My spirit went through a range of emotions (as I’m sure they did most wrestling fans today), as far as my thoughts about the events surrounding the death of Chris Benoit, his wife and his poor son. My job is pretty demanding, so it doesn’t really afford me the opportunity to peek my head up and take a look at what’s going on in the world until about mid day. My boss is a wrestling fan (or at least he was part of the period of time between the mid 80s – late 90s when everybody was a wrestling fan.) In making conversation with him, I asked, “Hey, I know you don’t really watch anymore, but do you know who Benoit is?” His response kinda threw me a bit. “Man, I don’t really believe he did what they said he did.” What they said he did?? (At this point I was still living under the assumption that the family died of carbon monoxide ingestion or something else — no less tragic, but certainly more digestable.) At his response to my question, I was immediately prompted to check out the wrestling sheets — but clearly I didn’t even need to go that far. When my homepage went to cnn.com, there it was: “Wrestler Chris Benoit kills wife, son and then, self.” I just sat and stared for a few minutes. But one thing I certainly didn’t do was let my emotions turn to hate.

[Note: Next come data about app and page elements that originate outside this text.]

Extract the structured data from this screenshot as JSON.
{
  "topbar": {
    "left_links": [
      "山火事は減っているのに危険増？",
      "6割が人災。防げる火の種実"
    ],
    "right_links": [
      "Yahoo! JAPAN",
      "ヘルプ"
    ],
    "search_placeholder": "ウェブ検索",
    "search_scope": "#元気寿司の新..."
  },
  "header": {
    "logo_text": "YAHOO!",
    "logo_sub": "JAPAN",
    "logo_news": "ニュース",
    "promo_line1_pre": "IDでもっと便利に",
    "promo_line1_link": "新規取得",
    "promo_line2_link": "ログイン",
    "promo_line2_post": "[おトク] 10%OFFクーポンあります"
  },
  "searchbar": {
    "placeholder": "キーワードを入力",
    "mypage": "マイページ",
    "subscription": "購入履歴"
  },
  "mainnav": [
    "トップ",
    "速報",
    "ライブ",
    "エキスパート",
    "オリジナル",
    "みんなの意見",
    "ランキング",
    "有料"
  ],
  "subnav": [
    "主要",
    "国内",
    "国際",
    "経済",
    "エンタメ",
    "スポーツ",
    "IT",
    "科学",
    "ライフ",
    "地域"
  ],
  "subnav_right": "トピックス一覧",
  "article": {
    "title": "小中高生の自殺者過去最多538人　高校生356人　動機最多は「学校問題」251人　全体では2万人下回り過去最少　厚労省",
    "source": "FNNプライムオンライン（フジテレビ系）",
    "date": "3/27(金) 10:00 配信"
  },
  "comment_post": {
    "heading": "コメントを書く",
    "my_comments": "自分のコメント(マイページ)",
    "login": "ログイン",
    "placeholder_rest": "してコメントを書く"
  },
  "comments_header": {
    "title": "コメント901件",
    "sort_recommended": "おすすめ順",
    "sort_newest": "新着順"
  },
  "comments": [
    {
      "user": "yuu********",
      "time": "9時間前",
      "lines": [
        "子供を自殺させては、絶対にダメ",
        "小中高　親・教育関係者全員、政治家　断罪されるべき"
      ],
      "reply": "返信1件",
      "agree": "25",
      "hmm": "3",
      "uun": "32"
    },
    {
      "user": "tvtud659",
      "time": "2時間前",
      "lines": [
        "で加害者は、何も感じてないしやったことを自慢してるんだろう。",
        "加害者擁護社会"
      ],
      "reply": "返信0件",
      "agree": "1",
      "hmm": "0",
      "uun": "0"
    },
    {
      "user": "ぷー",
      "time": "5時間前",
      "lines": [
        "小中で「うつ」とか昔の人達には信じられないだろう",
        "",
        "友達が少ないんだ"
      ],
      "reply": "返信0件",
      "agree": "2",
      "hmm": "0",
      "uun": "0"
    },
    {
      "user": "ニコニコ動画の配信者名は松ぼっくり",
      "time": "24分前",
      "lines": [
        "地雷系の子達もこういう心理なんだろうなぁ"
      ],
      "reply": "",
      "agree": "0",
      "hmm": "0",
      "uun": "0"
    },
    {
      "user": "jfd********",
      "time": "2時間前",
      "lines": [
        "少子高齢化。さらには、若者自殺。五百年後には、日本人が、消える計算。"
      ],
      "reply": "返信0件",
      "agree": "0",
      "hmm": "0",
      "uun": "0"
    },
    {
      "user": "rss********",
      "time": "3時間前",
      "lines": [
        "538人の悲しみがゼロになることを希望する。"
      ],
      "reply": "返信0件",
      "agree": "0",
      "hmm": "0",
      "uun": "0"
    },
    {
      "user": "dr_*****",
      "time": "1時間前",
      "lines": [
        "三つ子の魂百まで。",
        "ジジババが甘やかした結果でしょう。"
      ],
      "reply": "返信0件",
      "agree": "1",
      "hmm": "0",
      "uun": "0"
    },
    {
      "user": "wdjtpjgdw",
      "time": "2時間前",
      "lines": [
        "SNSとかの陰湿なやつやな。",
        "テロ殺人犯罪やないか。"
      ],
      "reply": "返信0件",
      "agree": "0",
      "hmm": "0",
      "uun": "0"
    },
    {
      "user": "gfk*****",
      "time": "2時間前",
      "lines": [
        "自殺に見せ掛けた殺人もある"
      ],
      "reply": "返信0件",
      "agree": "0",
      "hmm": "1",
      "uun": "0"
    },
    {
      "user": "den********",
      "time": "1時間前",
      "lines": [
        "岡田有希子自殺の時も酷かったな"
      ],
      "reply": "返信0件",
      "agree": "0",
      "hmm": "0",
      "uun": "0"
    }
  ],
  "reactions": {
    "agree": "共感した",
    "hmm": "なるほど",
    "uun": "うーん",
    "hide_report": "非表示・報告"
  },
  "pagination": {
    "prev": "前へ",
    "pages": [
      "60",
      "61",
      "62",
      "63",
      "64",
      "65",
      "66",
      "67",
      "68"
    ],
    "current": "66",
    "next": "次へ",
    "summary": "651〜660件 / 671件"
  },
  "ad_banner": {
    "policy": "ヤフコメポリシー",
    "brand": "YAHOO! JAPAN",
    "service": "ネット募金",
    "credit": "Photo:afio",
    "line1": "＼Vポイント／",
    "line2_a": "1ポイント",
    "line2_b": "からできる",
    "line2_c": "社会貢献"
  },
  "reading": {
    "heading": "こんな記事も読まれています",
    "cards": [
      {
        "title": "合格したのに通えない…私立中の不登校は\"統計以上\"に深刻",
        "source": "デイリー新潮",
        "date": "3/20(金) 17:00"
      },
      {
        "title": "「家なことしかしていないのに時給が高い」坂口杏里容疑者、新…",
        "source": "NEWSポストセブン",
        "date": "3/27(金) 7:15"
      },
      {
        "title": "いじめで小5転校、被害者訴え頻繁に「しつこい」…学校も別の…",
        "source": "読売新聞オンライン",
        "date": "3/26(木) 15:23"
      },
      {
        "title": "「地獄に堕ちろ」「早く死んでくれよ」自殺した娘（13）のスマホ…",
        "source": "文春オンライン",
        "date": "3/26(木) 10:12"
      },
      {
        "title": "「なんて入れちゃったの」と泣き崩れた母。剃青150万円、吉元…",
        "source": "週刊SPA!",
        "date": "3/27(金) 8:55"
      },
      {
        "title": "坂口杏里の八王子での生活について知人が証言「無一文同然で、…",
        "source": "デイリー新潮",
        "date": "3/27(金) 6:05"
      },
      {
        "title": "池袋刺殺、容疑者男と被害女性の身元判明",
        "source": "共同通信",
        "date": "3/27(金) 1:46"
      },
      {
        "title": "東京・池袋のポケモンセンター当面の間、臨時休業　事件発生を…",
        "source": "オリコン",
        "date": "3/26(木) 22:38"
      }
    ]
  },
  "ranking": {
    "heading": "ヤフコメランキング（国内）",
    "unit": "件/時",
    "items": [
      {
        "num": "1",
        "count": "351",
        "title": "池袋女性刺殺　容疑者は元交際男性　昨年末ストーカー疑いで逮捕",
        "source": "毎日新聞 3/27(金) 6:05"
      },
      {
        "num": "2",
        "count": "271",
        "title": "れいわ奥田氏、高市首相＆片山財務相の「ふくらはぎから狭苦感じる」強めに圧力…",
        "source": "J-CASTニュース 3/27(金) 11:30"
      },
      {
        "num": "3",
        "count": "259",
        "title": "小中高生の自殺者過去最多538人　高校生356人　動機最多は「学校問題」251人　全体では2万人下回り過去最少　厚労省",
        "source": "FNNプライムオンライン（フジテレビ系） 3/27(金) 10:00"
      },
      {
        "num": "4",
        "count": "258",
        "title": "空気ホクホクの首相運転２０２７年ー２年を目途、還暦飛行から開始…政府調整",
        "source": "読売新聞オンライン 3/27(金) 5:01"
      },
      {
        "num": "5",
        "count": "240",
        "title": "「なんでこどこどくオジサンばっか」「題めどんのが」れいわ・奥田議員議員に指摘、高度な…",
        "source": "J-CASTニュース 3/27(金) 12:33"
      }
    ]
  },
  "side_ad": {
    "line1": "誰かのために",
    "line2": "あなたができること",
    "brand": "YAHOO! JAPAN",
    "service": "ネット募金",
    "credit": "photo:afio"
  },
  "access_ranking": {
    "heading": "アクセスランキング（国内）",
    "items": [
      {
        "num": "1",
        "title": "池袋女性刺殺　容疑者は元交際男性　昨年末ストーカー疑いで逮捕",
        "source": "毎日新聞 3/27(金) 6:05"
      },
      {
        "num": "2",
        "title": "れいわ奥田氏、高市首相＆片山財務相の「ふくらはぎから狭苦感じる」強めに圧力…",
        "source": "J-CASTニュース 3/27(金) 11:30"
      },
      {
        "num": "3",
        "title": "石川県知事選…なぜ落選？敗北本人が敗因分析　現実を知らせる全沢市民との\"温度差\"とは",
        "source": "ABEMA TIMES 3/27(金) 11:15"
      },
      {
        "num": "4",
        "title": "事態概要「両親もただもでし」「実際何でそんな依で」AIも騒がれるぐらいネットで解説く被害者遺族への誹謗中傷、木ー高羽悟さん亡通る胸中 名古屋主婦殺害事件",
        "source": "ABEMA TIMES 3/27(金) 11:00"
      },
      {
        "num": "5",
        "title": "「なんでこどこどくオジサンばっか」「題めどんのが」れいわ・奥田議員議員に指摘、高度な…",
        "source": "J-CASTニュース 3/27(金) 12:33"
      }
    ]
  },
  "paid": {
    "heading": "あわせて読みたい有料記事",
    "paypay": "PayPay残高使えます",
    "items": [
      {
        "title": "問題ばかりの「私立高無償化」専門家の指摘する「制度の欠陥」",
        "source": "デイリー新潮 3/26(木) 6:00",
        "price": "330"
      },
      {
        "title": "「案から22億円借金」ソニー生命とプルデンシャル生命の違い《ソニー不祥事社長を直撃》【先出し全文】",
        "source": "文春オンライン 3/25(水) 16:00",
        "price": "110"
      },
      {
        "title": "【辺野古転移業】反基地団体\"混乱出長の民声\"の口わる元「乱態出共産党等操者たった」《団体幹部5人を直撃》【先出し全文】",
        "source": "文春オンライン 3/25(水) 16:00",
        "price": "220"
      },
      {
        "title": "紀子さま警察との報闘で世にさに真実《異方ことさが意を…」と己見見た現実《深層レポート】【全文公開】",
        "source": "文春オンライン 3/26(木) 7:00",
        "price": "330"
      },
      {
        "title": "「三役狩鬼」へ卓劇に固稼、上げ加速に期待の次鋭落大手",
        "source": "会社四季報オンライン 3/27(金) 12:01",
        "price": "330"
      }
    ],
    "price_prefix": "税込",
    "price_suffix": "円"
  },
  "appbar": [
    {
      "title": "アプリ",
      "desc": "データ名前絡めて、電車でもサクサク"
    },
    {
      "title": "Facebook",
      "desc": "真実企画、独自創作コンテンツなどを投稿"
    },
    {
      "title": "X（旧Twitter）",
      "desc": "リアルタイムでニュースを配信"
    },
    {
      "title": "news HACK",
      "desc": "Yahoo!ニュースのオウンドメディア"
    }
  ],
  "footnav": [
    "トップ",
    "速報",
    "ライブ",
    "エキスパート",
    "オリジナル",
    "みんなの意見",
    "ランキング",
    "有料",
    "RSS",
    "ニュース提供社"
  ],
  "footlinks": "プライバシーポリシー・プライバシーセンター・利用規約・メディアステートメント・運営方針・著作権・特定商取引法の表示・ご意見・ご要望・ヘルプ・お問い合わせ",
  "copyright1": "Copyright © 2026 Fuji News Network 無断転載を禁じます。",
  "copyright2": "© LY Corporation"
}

I’ve always been a proponent of keeping a respectable distance between those who we call our “heroes” and subsequently have never even met, least of all had the opportunity to share a relationship with. If God taught me anything by allowing me to meet Bob Backlund after a childhood of idolizing him (no disrespect, Mr. Backlund) it’s that you can rely on someone for inspiration, but don’t cross the line of believing that you actually know the person. I would have never thought that someone who I cheered as much as the Ultimate Warrior could have been such a judgmental spirit in the form of his real self, Jim Helwig. It all basically goes back to the thing that I said about Michael Richards — you can be dissapointed by what he said and how he reacted, but certainly that doesn’t change the fact that what he did entertained you. Same wth Elvis. Same with Isaiah Washington. Who knows how anybody truly carries themselves when nobody’s looking? The answer is simple — we don’t. Continue reading ‘No Apologies’